“We have a clear policy on borders and border closures. Countries not only have the right to decide their own border policies, but they also have an obligation to their own people and to the greater global community to monitor borders carefully.
In order to combat terrorism, diseases and criminal groups, we need to know who’s crossing. So that’s why we’ve always advocated migration that’s safe, transparent and regular.
We think it’s good for countries to be able to know who is coming in, and to be able to inspect them. However, when you close a border, you have to face the consequence that some people are going to turn to criminal groups to try to circumvent these closures, and come in through unofficial ports or unofficial border crossings where they can’t be inspected.
This is particularly dangerous in a public health emergency, because if you’re coming in with the help of a criminal group, nobody is able to check your health conditions or your documents, or know where you’re coming from, the way you can when borders are open, and transit is regular.
This is not a new thing: there is always a balance of interests between public health and public security, and humanitarian gestures and the free transit of people in a global economy.
In these early days, we don’t know which practices are going to work best. Countries have an obligation to protect their borders carefully and take very seriously those obligations, but our position will always be that the best border security is a transparent border inspection, so that countries have the ability to see who is coming in, and to vet them properly”.
Special measures to protect migrants from the pandemic
“We are taking several measures to protect migrants. An early program we started a few weeks ago involved inspecting cars coming in and out of Mongolia’s capital. I mentioned earlier the work we’re doing with Iran and Afghanistan. We’ve raised money, we’re raising awareness, and we’re collaborating with partners everywhere we can.

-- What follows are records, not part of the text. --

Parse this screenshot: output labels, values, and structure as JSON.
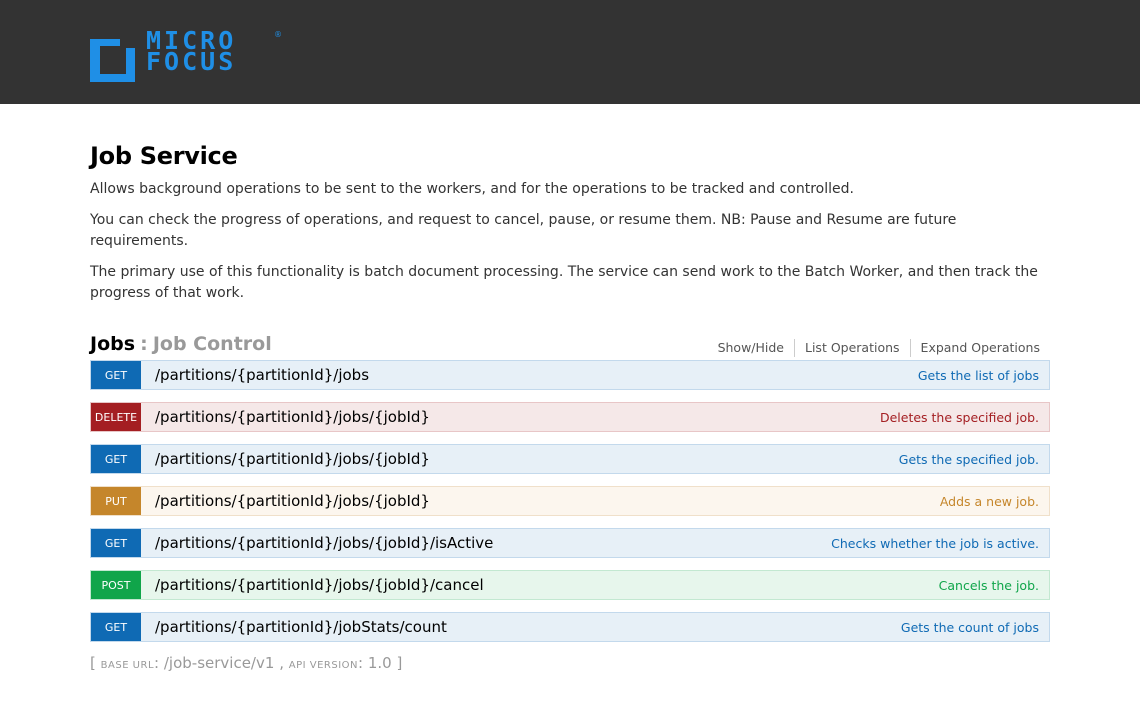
{
  "header": {
    "logo_line1": "MICRO",
    "logo_line2": "FOCUS",
    "logo_reg": "®"
  },
  "page": {
    "title": "Job Service",
    "description": [
      "Allows background operations to be sent to the workers, and for the operations to be tracked and controlled.",
      "You can check the progress of operations, and request to cancel, pause, or resume them. NB: Pause and Resume are future requirements.",
      "The primary use of this functionality is batch document processing. The service can send work to the Batch Worker, and then track the progress of that work."
    ]
  },
  "resource": {
    "name": "Jobs",
    "separator": ":",
    "description": "Job Control",
    "links": [
      "Show/Hide",
      "List Operations",
      "Expand Operations"
    ]
  },
  "operations": [
    {
      "method": "GET",
      "path": "/partitions/{partitionId}/jobs",
      "summary": "Gets the list of jobs"
    },
    {
      "method": "DELETE",
      "path": "/partitions/{partitionId}/jobs/{jobId}",
      "summary": "Deletes the specified job."
    },
    {
      "method": "GET",
      "path": "/partitions/{partitionId}/jobs/{jobId}",
      "summary": "Gets the specified job."
    },
    {
      "method": "PUT",
      "path": "/partitions/{partitionId}/jobs/{jobId}",
      "summary": "Adds a new job."
    },
    {
      "method": "GET",
      "path": "/partitions/{partitionId}/jobs/{jobId}/isActive",
      "summary": "Checks whether the job is active."
    },
    {
      "method": "POST",
      "path": "/partitions/{partitionId}/jobs/{jobId}/cancel",
      "summary": "Cancels the job."
    },
    {
      "method": "GET",
      "path": "/partitions/{partitionId}/jobStats/count",
      "summary": "Gets the count of jobs"
    }
  ],
  "footer": {
    "open_bracket": "[",
    "base_url_label": "BASE URL",
    "base_url_value": "/job-service/v1",
    "comma": ",",
    "api_version_label": "API VERSION",
    "api_version_value": "1.0",
    "close_bracket": "]"
  },
  "colors": {
    "topbar": "#333333",
    "brand": "#1f8fe6",
    "get": "#0f6ab4",
    "delete": "#a41e22",
    "put": "#c5862b",
    "post": "#10a54a"
  }
}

We know we’re going to have more calls, like the ones we’ve had from countries seeking our advice and our help, and we expect in the days that it will become clearer which programs most effective and where we can do the most good”.